Housing Aamchit Courtowers, Beirut, Lebanon

Housing Aamchit Courtowers

Four high-comfort single-family homes were built on the coast of Aamchit. The site slopes west towards the Mediterranean, allowing the houses to be embedded in the landscape. The front of the house is open to the view and breeze while the other sides are protected by earth. A multi-function double layer wall insulates and protects against the cold, moist soil while also housing building services and acting as an air intake to cool and distribute incoming fresh air. A courtyard in the back enhances cross ventilation and creates a microclimate in the extreme days of summer and winter.
The courtyard and tower create a coherent environmental strategy. The tower shades the courtyard from eastern and southern sun and acts as chimney, allowing warm air to rise passively and exit the house and bedrooms while pulling cool air from the courtyard through the house. The stair and bathrooms are located at the east and south side to provide thermal mass during the summer heat while the northwest corner is completely clear of structure, turning the bedrooms into balconies when the windows are open.
The combination of the courtyard and tower produces a new house typology. The strategy of the court tower is enhanced by the systems and materials used to build it. A heat-exchanger system is used in the house to cool down the rooms. This gravivent system is supplied by a heat exchanger using cool seawater on the primary side. The gravity driven system is integrated into the closet design of the bedrooms. An air handling unit provides fresh air for the rooms when no natural ventilation is possible. An earth duct is used to pre-condition the outside air before entering the AHU. The double concrete block walls are clad with light colored local stone and the windows have wood shutters to protect them from sun and to reduce radiant heat gain. These wood shutters also create an air cushion that further protects the windows from heat.
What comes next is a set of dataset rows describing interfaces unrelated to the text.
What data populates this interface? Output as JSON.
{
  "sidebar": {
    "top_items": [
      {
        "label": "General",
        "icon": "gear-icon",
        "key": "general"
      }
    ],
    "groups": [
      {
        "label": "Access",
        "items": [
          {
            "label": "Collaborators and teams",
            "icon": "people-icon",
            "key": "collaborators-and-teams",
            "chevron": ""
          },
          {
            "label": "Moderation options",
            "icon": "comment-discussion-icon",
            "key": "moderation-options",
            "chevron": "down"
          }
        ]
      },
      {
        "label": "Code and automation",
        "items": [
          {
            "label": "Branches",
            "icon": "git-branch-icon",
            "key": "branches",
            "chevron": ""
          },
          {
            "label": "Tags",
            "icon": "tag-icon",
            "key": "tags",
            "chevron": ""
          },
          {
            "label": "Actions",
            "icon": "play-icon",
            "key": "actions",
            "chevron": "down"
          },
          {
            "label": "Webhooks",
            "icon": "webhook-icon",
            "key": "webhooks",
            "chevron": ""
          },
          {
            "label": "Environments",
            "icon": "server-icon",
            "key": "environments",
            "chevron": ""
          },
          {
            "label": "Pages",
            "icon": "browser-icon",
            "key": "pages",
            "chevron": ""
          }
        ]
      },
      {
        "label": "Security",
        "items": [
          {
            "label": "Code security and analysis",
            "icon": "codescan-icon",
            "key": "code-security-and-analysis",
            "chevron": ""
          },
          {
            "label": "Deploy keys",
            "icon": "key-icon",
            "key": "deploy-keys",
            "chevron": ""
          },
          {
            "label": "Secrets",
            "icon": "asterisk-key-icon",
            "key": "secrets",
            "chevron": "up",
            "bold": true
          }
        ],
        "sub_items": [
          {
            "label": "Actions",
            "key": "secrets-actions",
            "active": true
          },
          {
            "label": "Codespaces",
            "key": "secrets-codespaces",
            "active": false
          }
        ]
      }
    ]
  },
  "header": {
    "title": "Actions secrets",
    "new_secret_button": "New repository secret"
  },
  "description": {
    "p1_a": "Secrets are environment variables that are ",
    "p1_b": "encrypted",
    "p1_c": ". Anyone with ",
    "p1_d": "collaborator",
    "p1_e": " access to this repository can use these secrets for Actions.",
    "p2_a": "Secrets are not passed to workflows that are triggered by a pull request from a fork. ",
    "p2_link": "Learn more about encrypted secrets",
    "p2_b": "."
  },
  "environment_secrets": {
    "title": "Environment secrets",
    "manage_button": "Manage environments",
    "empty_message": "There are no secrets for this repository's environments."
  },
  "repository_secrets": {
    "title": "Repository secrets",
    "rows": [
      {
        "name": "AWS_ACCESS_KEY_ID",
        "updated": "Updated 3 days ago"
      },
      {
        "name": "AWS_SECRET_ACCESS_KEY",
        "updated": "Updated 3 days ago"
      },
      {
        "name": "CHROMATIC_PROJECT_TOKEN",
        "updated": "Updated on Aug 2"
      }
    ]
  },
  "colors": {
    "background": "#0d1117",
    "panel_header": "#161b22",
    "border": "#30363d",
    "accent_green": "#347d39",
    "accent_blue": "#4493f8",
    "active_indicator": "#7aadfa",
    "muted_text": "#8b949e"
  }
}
A canvas canopy along the western façade delays the entry of direct sunlight into the house until late afternoon and creates an air spoiler effect above the main house façade.